Improving Practice

Identifying Children's Strengths

Strengths-based assessment practices are used to identify a child's interests and the abilities he or she uses during participation in everyday activities. Multiple sources of information are used to accomplish this important part of an assessment process. Information collected about the things a child likes to do and is able to do provides the foundation for engaging the child in strengths-based everyday learning activities, supporting the child's participation in the activities, and interacting with the child in ways that build on the child's strengths to promote new learning.


Identifying Children’s Abilities and Interests

• Use different methods to gather information about a child’s strengths (i.e., his or her abilities and interests).

• Consider using a child interest and strengths checklist completed by a parent or other adult familiar with the child to identify personal interests and behavioral strengths.

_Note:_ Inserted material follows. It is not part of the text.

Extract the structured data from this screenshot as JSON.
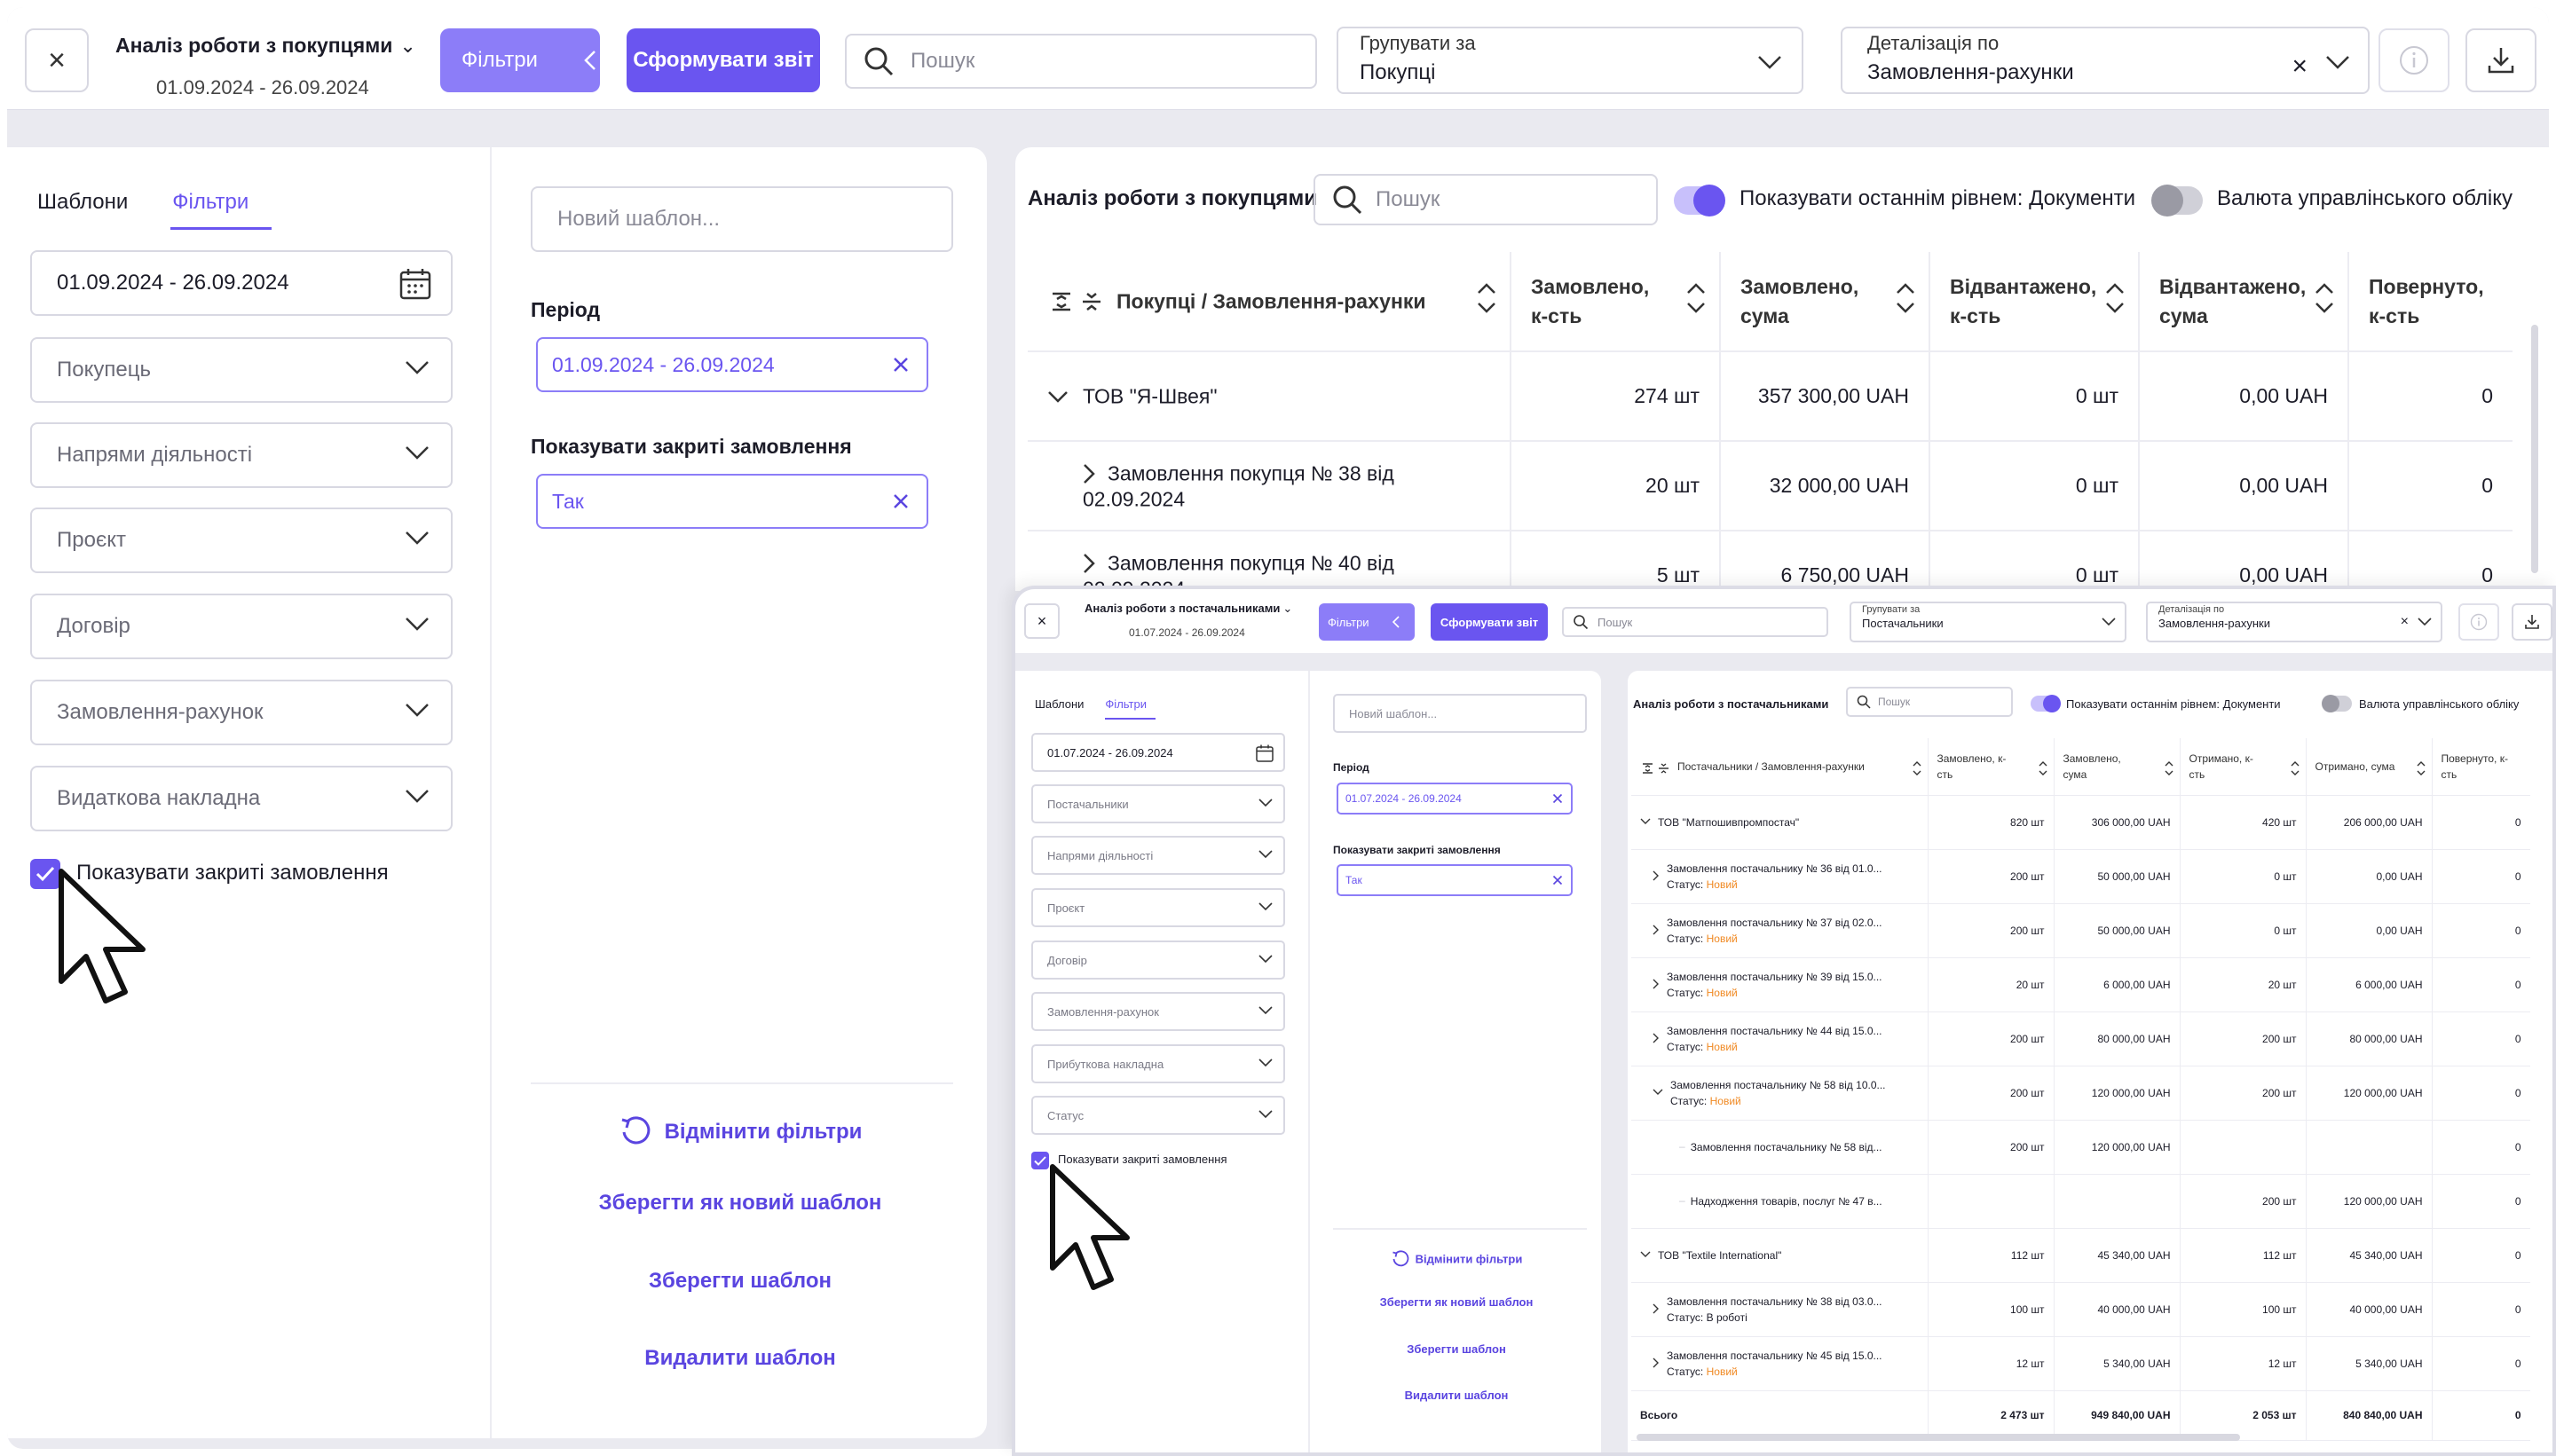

• Use your observations and interviews to identify the child’s abilities.

• Identify how the child initiates and maintains interactions with adults and other people, including peers.

• Identify the activities, events, objects, people, places, and actions that are the child’s interests.

• Record your findings by writing notes, keeping a journal, taking photographs, and collecting samples of the child’s work.

• Use the results of the child strengths assessment to identify and select everyday child learning activities, promoting the child’s participation in the activities, and encouraging and supporting child learning and independence by building on child strengths in the activities.

Read the full article from ECTA

The Circles of Evidence-Based Decision Making in Early Childhood

A collective goal in early childhood is focusing on “what works”—finding and using interventions backed by evidence to achieve desired results for children and their families. Three Circles of Evidence-Based Decision-Making in Early Childhood is a resource to help you use multiple sources of evidence to determine an intervention’s effectiveness. It presents steps in an evidence-based decision-making process to collect and integrate information from multiple sources, make decisions based on that information, and plan for implementation and evaluation.

Got Evidence - An Animated Video With Some Questions and Answers about Evidence-Based Practices in Early Childhood

This engaging, animated video is part of compilation of products to support  ECE professionals to understand the process of using evidence-based decision-making.  This video provides quick, easily ‘digestible’ information in plain language for a process that can be intimidating and overwhelming for professionals and stakeholders who are not researchers or evaluators. It focuses on the best available research pertaining to evidence-based practices.

Watch the video from NCSI